ERIC Number: ED200384
Record Type: RIE
Publication Date: 1981-Apr-17
Reference Count: 0
Pre-Service Intern Perceptions Regarding the Nature of Social Studies Education: The Rural Respondent.
Melvin, Emily A.; And Others
Social studies teachers at all levels are confused about the nature and purpose of social studies. Pre-service teachers (260) enrolled in undergraduate methods courses in four universities (University of Maine, Auburn University, Texas Tech University, Eastern Montana College) were surveyed to determine their perceptions of the purpose of social studies and the effect of background variables on those perceptions. Although significant differences occurred sporadically throughout the data, pre-service teachers generally preferred the reflective inquiry approach to social studies over that of social studies as citizenship transmission or as social science; this contradicted expectations and previous findings on perceptions of experienced teachers. Older students supported the reflective inquiry approach more strongly, while rural students were less positive toward non-traditional instructional approaches and may have greater needs for structure.
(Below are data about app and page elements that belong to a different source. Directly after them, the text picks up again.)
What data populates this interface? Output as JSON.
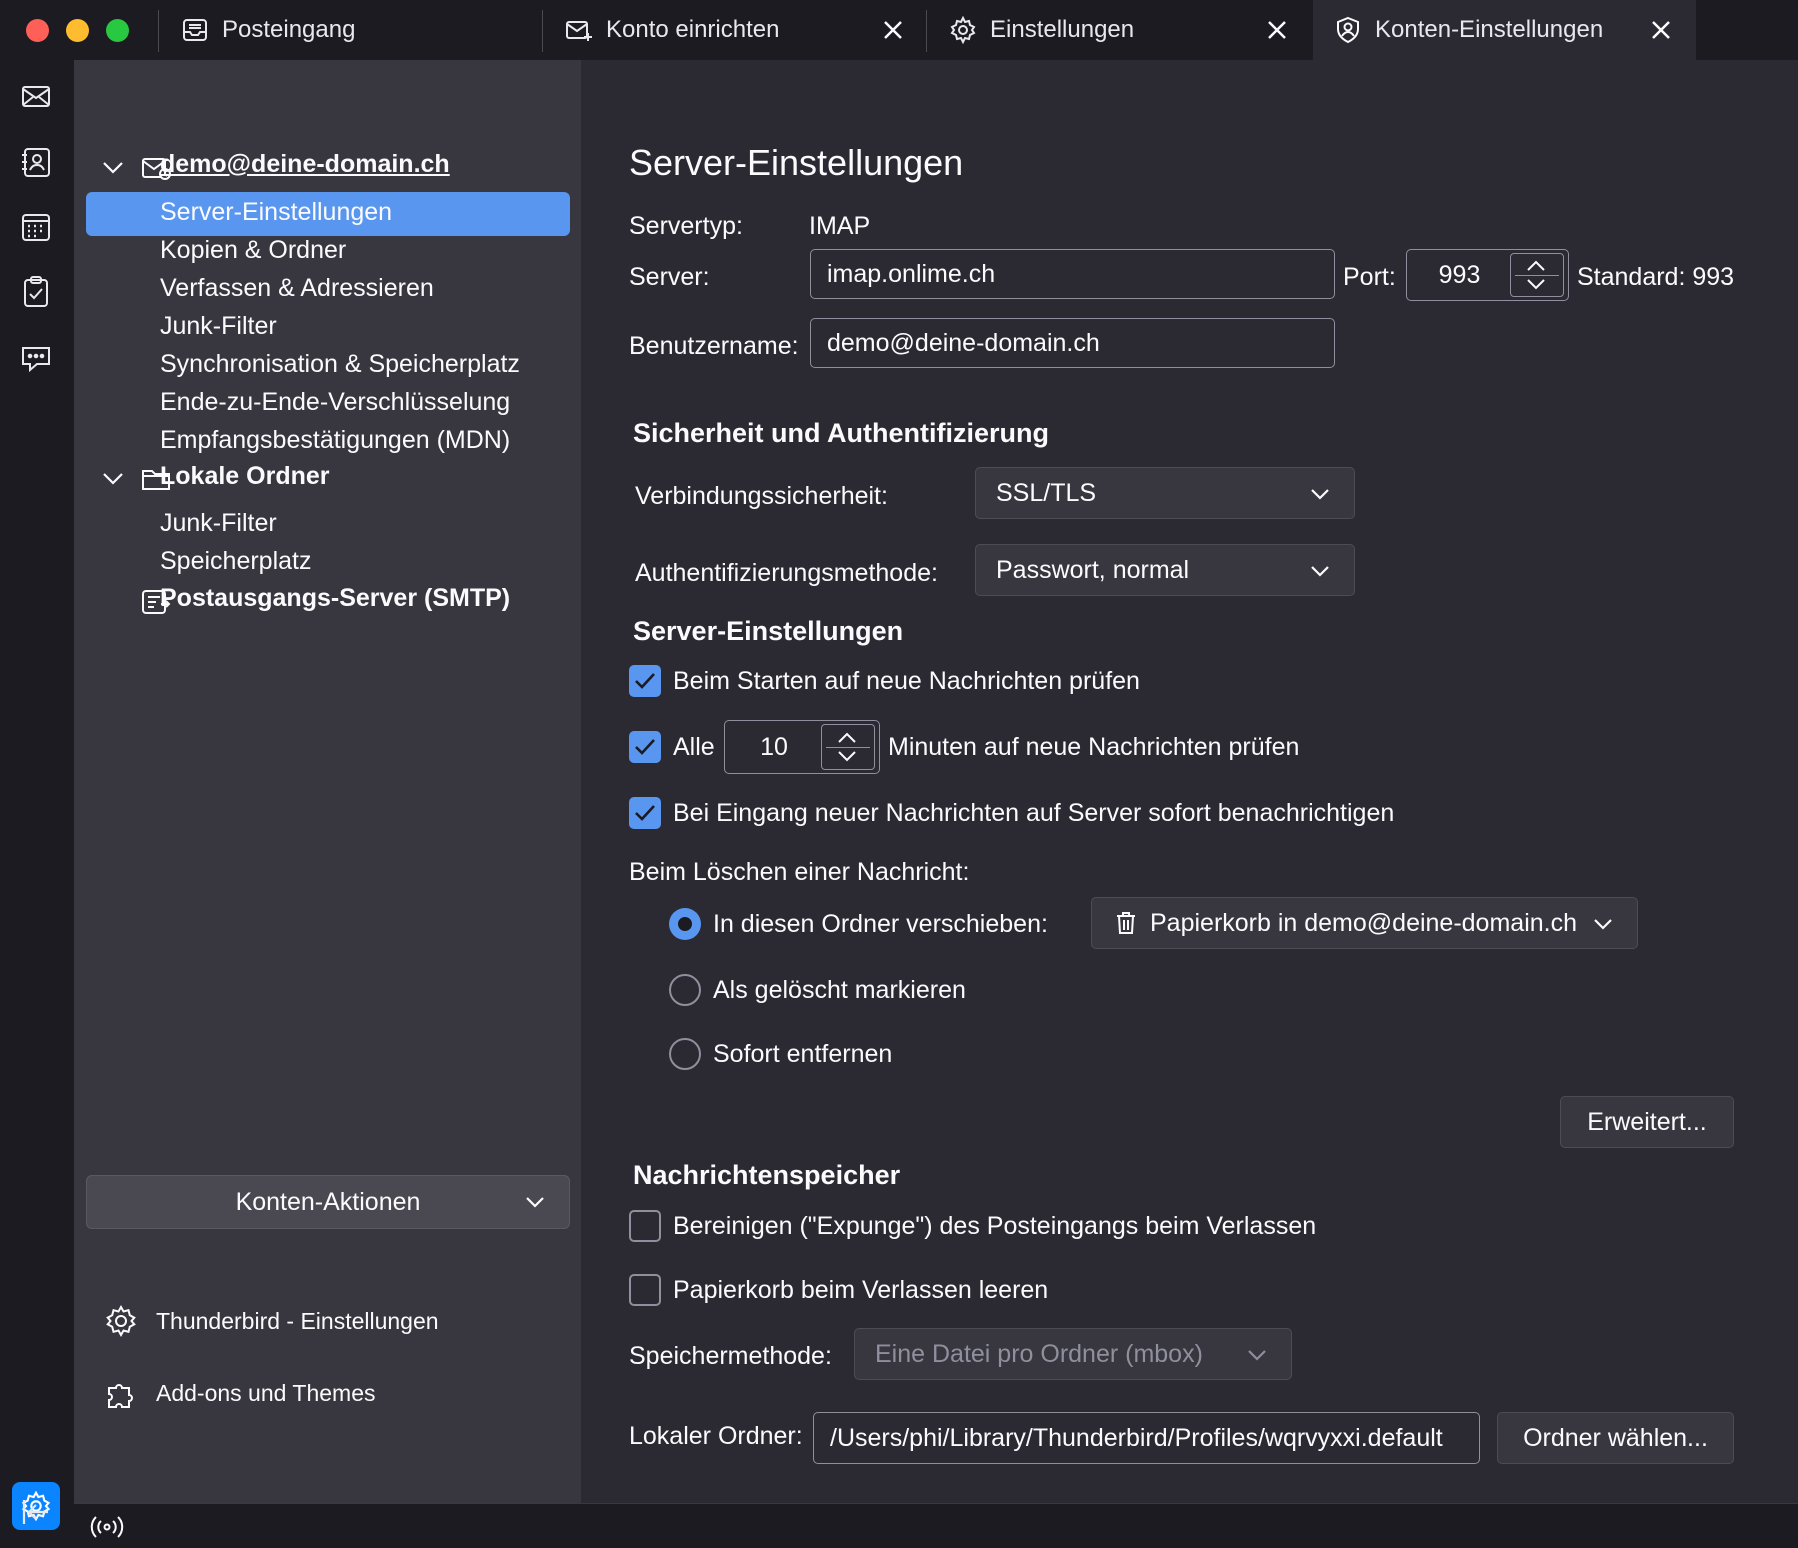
{
  "tabs": [
    {
      "label": "Posteingang",
      "icon": "inbox-icon"
    },
    {
      "label": "Konto einrichten",
      "icon": "mail-setup-icon"
    },
    {
      "label": "Einstellungen",
      "icon": "gear-icon"
    },
    {
      "label": "Konten-Einstellungen",
      "icon": "account-settings-icon"
    }
  ],
  "spaces": [
    "mail-icon",
    "address-book-icon",
    "calendar-icon",
    "tasks-icon",
    "chat-icon",
    "gear-icon",
    "collapse-icon"
  ],
  "sidebar": {
    "account": "demo@deine-domain.ch",
    "account_items": [
      "Server-Einstellungen",
      "Kopien & Ordner",
      "Verfassen & Adressieren",
      "Junk-Filter",
      "Synchronisation & Speicherplatz",
      "Ende-zu-Ende-Verschlüsselung",
      "Empfangsbestätigungen (MDN)"
    ],
    "local_folders": "Lokale Ordner",
    "local_items": [
      "Junk-Filter",
      "Speicherplatz"
    ],
    "smtp": "Postausgangs-Server (SMTP)",
    "account_actions": "Konten-Aktionen",
    "thunderbird_settings": "Thunderbird - Einstellungen",
    "addons": "Add-ons und Themes"
  },
  "main": {
    "title": "Server-Einstellungen",
    "servertype_label": "Servertyp:",
    "servertype_value": "IMAP",
    "server_label": "Server:",
    "server_value": "imap.onlime.ch",
    "port_label": "Port:",
    "port_value": "993",
    "standard_label": "Standard: 993",
    "username_label": "Benutzername:",
    "username_value": "demo@deine-domain.ch",
    "security_heading": "Sicherheit und Authentifizierung",
    "conn_security_label": "Verbindungssicherheit:",
    "conn_security_value": "SSL/TLS",
    "auth_label": "Authentifizierungsmethode:",
    "auth_value": "Passwort, normal",
    "server_settings_heading": "Server-Einstellungen",
    "check_on_start": "Beim Starten auf neue Nachrichten prüfen",
    "check_every": "Alle",
    "check_minutes_value": "10",
    "check_minutes_label": "Minuten auf neue Nachrichten prüfen",
    "notify_label": "Bei Eingang neuer Nachrichten auf Server sofort benachrichtigen",
    "delete_heading": "Beim Löschen einer Nachricht:",
    "delete_move": "In diesen Ordner verschieben:",
    "delete_folder": "Papierkorb in demo@deine-domain.ch",
    "delete_mark": "Als gelöscht markieren",
    "delete_remove": "Sofort entfernen",
    "advanced_button": "Erweitert...",
    "storage_heading": "Nachrichtenspeicher",
    "expunge_label": "Bereinigen (\"Expunge\") des Posteingangs beim Verlassen",
    "empty_trash_label": "Papierkorb beim Verlassen leeren",
    "storage_method_label": "Speichermethode:",
    "storage_method_value": "Eine Datei pro Ordner (mbox)",
    "local_folder_label": "Lokaler Ordner:",
    "local_folder_value": "/Users/phi/Library/Thunderbird/Profiles/wqrvyxxi.default",
    "choose_folder_button": "Ordner wählen..."
  },
  "colors": {
    "accent": "#5896f0",
    "settings_button": "#0a84ff"
  }
}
Students majoring in early childhood education, elementary education or secondary education tended to prefer the social science approach. Geographical background had no correlation to perceptions of pre-service teachers, suggesting that confusion regarding social studies is a nationwide phenomenon. Research recommendations included: studying the influences of classroom supervising teachers, curriculum materials, and the predispositions of methods instructors; and tracing the philosophical development of students to the implementation of their philosophy in the classroom. (SB)
Publication Type: Reports - Research; Speeches/Meeting Papers
Education Level: N/A
Authoring Institution: N/A
Identifiers: Alabama; Maine; Montana; Texas
Note: Paper presented at the Annual Meeting of the American Educational Research Association (Los Angeles, CA, April 17, 1981).